As Class 8 market booms, Rush working to expand medium-duty, aftermarket reach

Rush Enterprises Chairman, President and CEO Rusty Rush speaks Tuesday at the 2018 Rush Enterprises Tech Skills Rodeo in San Antonio.

Growth potential in medium-duty truck sales and aftermarket parts and service is creating optimism for Rush Enterprises into 2019 and beyond, said Chairman, President and CEO Rusty Rush during a press briefing Tuesday at the 2018 Rush Enterprises Tech Skills Rodeo in San Antonio.

With one of the strongest Class 8 new truck sales years in recent memory coming to a close, Rush said he believes the heavy-duty market will maintain its vitality through the early part of 2019 but was unwilling to predict this year’s sales wave will sustain itself for another 12 months or longer. Which isn’t to say Rush is bearish on the Class 8 market, just watchful of a rising vehicle supply and aware of the fact that when the market eventually does turn sour, it will hit the heavy-duty market the strongest.

“This industry is cyclical,” he says.

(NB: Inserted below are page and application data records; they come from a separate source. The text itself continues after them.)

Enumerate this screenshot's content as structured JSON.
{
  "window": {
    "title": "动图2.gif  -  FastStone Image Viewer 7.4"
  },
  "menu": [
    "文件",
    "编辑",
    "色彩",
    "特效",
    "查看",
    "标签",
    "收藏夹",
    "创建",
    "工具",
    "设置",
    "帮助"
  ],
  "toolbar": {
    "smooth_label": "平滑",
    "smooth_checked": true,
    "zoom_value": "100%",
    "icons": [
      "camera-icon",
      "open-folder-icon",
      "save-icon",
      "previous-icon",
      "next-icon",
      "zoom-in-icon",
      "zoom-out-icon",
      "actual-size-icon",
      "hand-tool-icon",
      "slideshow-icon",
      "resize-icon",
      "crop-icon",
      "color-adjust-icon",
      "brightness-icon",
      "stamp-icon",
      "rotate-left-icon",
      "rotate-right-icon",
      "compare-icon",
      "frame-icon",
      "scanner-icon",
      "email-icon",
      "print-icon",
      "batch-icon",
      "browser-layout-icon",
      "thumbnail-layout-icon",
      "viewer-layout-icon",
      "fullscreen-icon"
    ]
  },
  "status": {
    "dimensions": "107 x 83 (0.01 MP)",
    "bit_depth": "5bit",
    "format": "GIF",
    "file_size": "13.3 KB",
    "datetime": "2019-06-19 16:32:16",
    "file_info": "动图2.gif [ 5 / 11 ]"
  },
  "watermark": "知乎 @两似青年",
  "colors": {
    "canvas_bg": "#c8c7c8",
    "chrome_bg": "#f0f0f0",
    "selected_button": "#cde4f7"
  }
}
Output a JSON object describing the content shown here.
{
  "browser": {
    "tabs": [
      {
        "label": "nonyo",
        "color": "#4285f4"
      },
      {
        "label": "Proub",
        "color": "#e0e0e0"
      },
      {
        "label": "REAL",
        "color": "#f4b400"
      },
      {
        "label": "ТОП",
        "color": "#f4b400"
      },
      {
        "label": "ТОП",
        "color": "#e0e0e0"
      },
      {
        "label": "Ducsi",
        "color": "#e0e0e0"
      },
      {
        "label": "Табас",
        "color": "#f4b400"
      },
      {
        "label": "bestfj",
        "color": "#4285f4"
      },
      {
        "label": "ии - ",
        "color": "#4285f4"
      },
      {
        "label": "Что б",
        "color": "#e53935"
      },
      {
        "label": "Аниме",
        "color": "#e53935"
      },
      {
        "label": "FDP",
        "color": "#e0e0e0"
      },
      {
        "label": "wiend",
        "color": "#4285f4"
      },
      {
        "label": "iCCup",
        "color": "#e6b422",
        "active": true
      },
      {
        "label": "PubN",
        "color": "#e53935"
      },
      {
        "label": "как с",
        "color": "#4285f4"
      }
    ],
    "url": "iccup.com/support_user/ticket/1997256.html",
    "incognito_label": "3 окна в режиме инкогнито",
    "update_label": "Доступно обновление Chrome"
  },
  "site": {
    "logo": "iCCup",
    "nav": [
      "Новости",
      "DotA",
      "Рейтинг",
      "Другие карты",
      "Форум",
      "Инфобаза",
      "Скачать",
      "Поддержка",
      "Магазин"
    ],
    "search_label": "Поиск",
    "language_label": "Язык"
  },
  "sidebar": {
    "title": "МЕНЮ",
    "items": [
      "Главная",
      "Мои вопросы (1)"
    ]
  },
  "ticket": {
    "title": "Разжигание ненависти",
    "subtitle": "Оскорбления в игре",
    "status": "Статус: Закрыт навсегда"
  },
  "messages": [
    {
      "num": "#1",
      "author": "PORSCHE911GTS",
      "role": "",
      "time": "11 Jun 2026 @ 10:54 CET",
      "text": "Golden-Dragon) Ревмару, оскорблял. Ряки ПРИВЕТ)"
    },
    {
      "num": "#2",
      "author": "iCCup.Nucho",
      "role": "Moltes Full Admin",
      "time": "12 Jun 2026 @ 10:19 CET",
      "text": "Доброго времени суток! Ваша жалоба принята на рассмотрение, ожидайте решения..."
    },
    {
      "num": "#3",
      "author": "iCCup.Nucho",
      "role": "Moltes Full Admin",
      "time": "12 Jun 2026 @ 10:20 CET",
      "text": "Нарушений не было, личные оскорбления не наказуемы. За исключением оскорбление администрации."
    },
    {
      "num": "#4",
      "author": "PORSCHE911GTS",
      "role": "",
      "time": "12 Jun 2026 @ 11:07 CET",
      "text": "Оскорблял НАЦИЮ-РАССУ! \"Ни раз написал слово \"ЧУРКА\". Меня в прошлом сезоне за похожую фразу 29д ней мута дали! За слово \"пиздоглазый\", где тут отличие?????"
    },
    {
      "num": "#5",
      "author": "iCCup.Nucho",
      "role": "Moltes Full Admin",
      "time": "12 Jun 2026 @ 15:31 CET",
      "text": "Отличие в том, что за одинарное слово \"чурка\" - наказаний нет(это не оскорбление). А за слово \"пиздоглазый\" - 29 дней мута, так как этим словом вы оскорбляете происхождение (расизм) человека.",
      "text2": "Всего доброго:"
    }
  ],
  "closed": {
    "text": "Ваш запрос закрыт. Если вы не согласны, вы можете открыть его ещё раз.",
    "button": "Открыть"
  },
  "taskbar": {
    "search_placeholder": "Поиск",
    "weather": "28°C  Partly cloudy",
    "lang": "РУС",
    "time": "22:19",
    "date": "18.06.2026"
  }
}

The relative stability of medium-duty sales and the growth of last-mile and pickup and delivery freight is driving Rush’s optimism in that section of the market, he said. By representing six medium-duty OEMs (Peterbilt, International, Ford, Hino, Isuzu and Mitsubishi Fuso), Rush said he believes the Rush Truck Center dealer channel is uniquely positioned to succeed in supplying all segments of the medium-duty space — regardless of truck size, design or powertrain.

On the latter point, Rush said while his business remains engaged in discussions with customers about their interest in non-diesel powertrains, the company also relies heavily on its OEM partners to navigate and understand how the medium- and heavy-duty market may change.

Touching briefly on the new hybrid and electric truck manufacturers operating on the fringe of the marketplace, Rush said he believes the current OEM community “will win in the end” by introducing a product offering that allows customers to pick the engine configuration and power generation options they would prefer any new truck purchase.

Rush and COO Michael McRoberts also are incredibly optimistic about how Rush Enterprises has evolved and positioned itself to compete in the aftermarket parts and service space. McRoberts said 18 months ago Rush Truck Centers introduced an aftermarket sales representative sales force to promote all Rush product lines and service across the company’s 110 dealer locations. Behind the 300-plus employee team, Rush said the company has posted double-digit parts sales growth six quarters in a row.

And the duo said more growth potential remains. McRoberts said the company continues to expand its aftermarket parts inventory to include all-makes products lines and is outfitting its service centers with diagnostic and service tools to maintain and repair all medium- and heavy-duty OEM badges. Additionally, regional customer calls centers are enabling the company to respond to 98 percent of phone submitted parts orders in four rings or less, a number McRoberts said should be pushed to 99 percent possibly as early as next year.

Rush described the company’s aftermarket efforts as “focused leverage” — taking advantage of a nearly national footprint to proactively serve existing customers and showcase comprehensive solutions to prospective customers running other OEM equipment.

“In the past our truck dealerships were like a hospital. We only fixed things when they were broke,” Rush said. “Now, we are seeing the opportunity to do more.”

Written by Lucas Deal, editor of Successful Dealer and Trucks, Parts & Service, partner publications of Hard Working Trucks.